    Yet each week brings a new outrage. This week's news was of a Baptist church in North Carolina, where nine members, including three deacons, say they had their membership revoked because they were Democrats who supported John Kerry. According to the Charlotte News-Observer, the nine walked out of a church meeting when Pastor Chan Chandler asked them to sign documents agreeing with his political views. When they left, members remaining voted to terminate their membership.

    While the pastor has attributed it to a "misunderstanding," the former members say that last fall he told the congregation that anyone who planned to vote for Kerry should either leave the church or repent. One, a 75-year-old deacon, told the News-Observer: "He went on and on about how he's going to bring politics up, and if we didn't agree with him we should leave. I think I deserve the right to vote for who I want to." News reports today indicate that Pastor Chandler is resigning.

    It's the latest outrage in a continuing pattern. Last year, news stories included Republicans seeking church membership lists and mailing postcards implying Democrats wanted to ban the Bible. Just a few weeks ago, Religious Right speakers held what they billed as "Justice Sunday - Stopping the Filibuster Against People of Faith" in support of President Bush's judicial nominees. Tony Perkins of the Family Research Council was quoted in the New York Times as saying Democrats "have targeted people for reasons of their faith or moral position."

    Because many other religious voices spoke to challenge the attempt to make God a partisan, President Bush, to his credit, repudiated the equation of faith with his policies. He was asked at his recent press conference whether he thought filibusters against nominees were "an attack against people of faith." He replied: "I think people are opposing my nominees because they don't like the judicial philosophy of the people I've nominated.... I don't ascribe a person's opposing my nominations to an issue of faith."

    Then, on ABC's This Week, George Stephanopoulos asked Pat Robertson about his statement that "the out-of-control judiciary, and this was in your last book Courting Disaster, is the most serious threat America has faced in nearly 400 years of history, more serious than al Qaeda..." Robertson replied: "George, I really believe that. I think they are destroying the fabric that holds our nation together...the gradual erosion of the consensus that's held our country together is probably more serious than a few bearded terrorists who fly into buildings."

    This latest news from North Carolina is the logical, inevitable result of the road the Religious Right and some Republicans have taken.
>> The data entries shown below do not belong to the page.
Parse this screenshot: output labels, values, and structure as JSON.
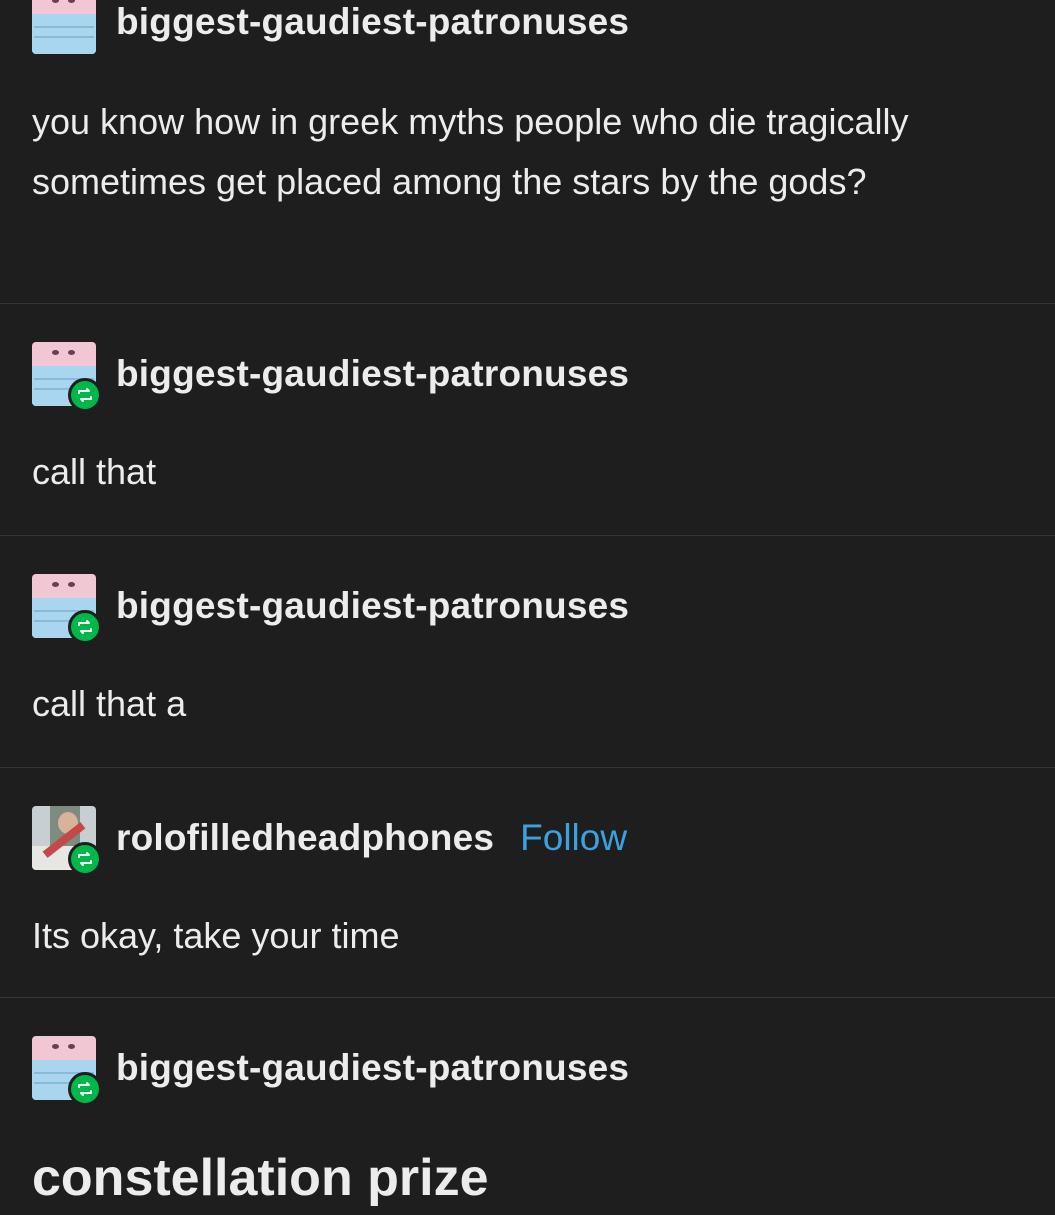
{
  "posts": [
    {
      "username": "biggest-gaudiest-patronuses",
      "text": "you know how in greek myths people who die tragically sometimes get placed among the stars by the gods?",
      "avatar_icon": "face-mask-avatar-icon",
      "reblog": false
    },
    {
      "username": "biggest-gaudiest-patronuses",
      "text": "call that",
      "avatar_icon": "face-mask-avatar-icon",
      "reblog": true
    },
    {
      "username": "biggest-gaudiest-patronuses",
      "text": "call that a",
      "avatar_icon": "face-mask-avatar-icon",
      "reblog": true
    },
    {
      "username": "rolofilledheadphones",
      "follow_label": "Follow",
      "text": "Its okay, take your time",
      "avatar_icon": "photo-avatar-icon",
      "reblog": true
    },
    {
      "username": "biggest-gaudiest-patronuses",
      "text": "constellation prize",
      "avatar_icon": "face-mask-avatar-icon",
      "reblog": true
    }
  ],
  "colors": {
    "background": "#1e1e1f",
    "text": "#ececec",
    "follow": "#3ba2e0",
    "reblog_badge": "#00b84a",
    "divider": "#353536"
  }
}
    It is the assumption that Christians must accept one partisan political position on issues, or be accused of not being Christian. This is an assumption we must reject. Rather, we must insist on the deep connections between spirituality and politics while defending the proper boundaries between church and state that protect religious and nonreligious minorities and keep us all safe from state-controlled religion. We can demonstrate our commitment to pluralistic democracy and support the rightful separation of church and state without segregating moral and spiritual values from our political life. Abraham Lincoln, in his famous Second Inaugural Address, said of the two sides in the Civil War: "Both read the same Bible and pray to the same God, and each invokes His aid against the other." He would say the same today.

    The Republican Party is not God's own party, as the Religious Right and some Republican leaders seem to be suggesting. And, of course, neither is the Democratic Party. We must say it again and again until it is heard and understood: God is not partisan; God is not a Republican or a Democrat. When either party tries to politicize God, or co-opt religious communities for its political agenda, it makes a terrible mistake. God's politics challenge all our politics. Our faith must not be narrowed to the agenda of one political party.

    - Jim Wallis